J: There was one show I remember, I don’t know what I was doing, we were obviously all drinking quite a bit. I was down on the ground and I got up and just fell into the drumset, passed out almost. I didn’t really realize what had happened.
A: There was one show where you just kept knocking over a drum of mine, like in the middle of a set, kept knocking it over, and so I ended up playing the rest of the set with just a kick and a snare and a high hat because everything else was all over the place.
You’re not gonna change in the middle of a song, not gonna try to fix it.
A: Yeah I was like ‘just go with it.’ There was another show where John had his amps stacked up on each other, and at the end of the night he knocked both of them over and then chucked his guitar at the wall. He almost hit me in the head, like, the guitar was this far from my face.
L: Literally going straight for his head.
Did you break it? You break your guitar?
J: No it was completely fine! It was a hollow body too, I was expecting it to be, like, snapped in half, but…
A: And the amps were both fine.
You guys go through instruments or equipment?
J: Not at all.
L: I mean, you would think that we would. I definitely get nervous about it. John knocks over so much stuff, like my keyboard–the volume knob doesn’t work anymore because John’s knocked it over so many times.
A: Every single show John knocks that thing over. He has a vendetta against it, I think he just hates it.
L: One of these days we’re gonna be out on tour and my keyboard’s gonna break for real and then I won’t have one.
And then that’s it.
L: And then that’s it, and then our band is done and we’ll quit forever.
Hopefully you don’t do that. One last question–what’s next? You guys on tour still?
J: So after SXSW we’re gonna go home, we’re gonna go into the studio and just record everything we got, and we’ll kinda just see what happens from there. Then we got a lot of shows coming up in April, and then May we’re gonna be releasing our 7″, so lots of stuff.
L: Hopefully we tour some more. We’re gonna be doing a lot of touring over the summer and the fall.

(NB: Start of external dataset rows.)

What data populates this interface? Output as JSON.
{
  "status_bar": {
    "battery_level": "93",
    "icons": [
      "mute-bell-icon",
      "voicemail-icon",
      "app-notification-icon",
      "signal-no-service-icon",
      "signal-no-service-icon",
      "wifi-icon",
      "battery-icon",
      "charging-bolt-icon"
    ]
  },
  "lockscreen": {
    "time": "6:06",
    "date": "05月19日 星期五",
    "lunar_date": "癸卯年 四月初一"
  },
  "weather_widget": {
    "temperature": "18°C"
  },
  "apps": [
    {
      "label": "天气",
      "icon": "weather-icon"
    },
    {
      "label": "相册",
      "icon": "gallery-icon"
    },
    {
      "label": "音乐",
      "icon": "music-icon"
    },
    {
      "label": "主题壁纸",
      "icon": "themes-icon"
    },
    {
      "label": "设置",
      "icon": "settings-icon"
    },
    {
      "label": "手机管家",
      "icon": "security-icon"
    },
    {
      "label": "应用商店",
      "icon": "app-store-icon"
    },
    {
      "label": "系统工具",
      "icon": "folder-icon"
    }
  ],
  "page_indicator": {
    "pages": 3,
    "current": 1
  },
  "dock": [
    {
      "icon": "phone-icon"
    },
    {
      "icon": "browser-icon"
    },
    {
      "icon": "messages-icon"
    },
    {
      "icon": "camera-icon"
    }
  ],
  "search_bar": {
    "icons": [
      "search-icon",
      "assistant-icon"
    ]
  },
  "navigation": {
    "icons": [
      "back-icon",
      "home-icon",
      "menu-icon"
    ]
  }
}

Well good luck with that, looking forward to it.
L: Thanks so much.
Thanks for the interview, do you mind if we take a quick selfie?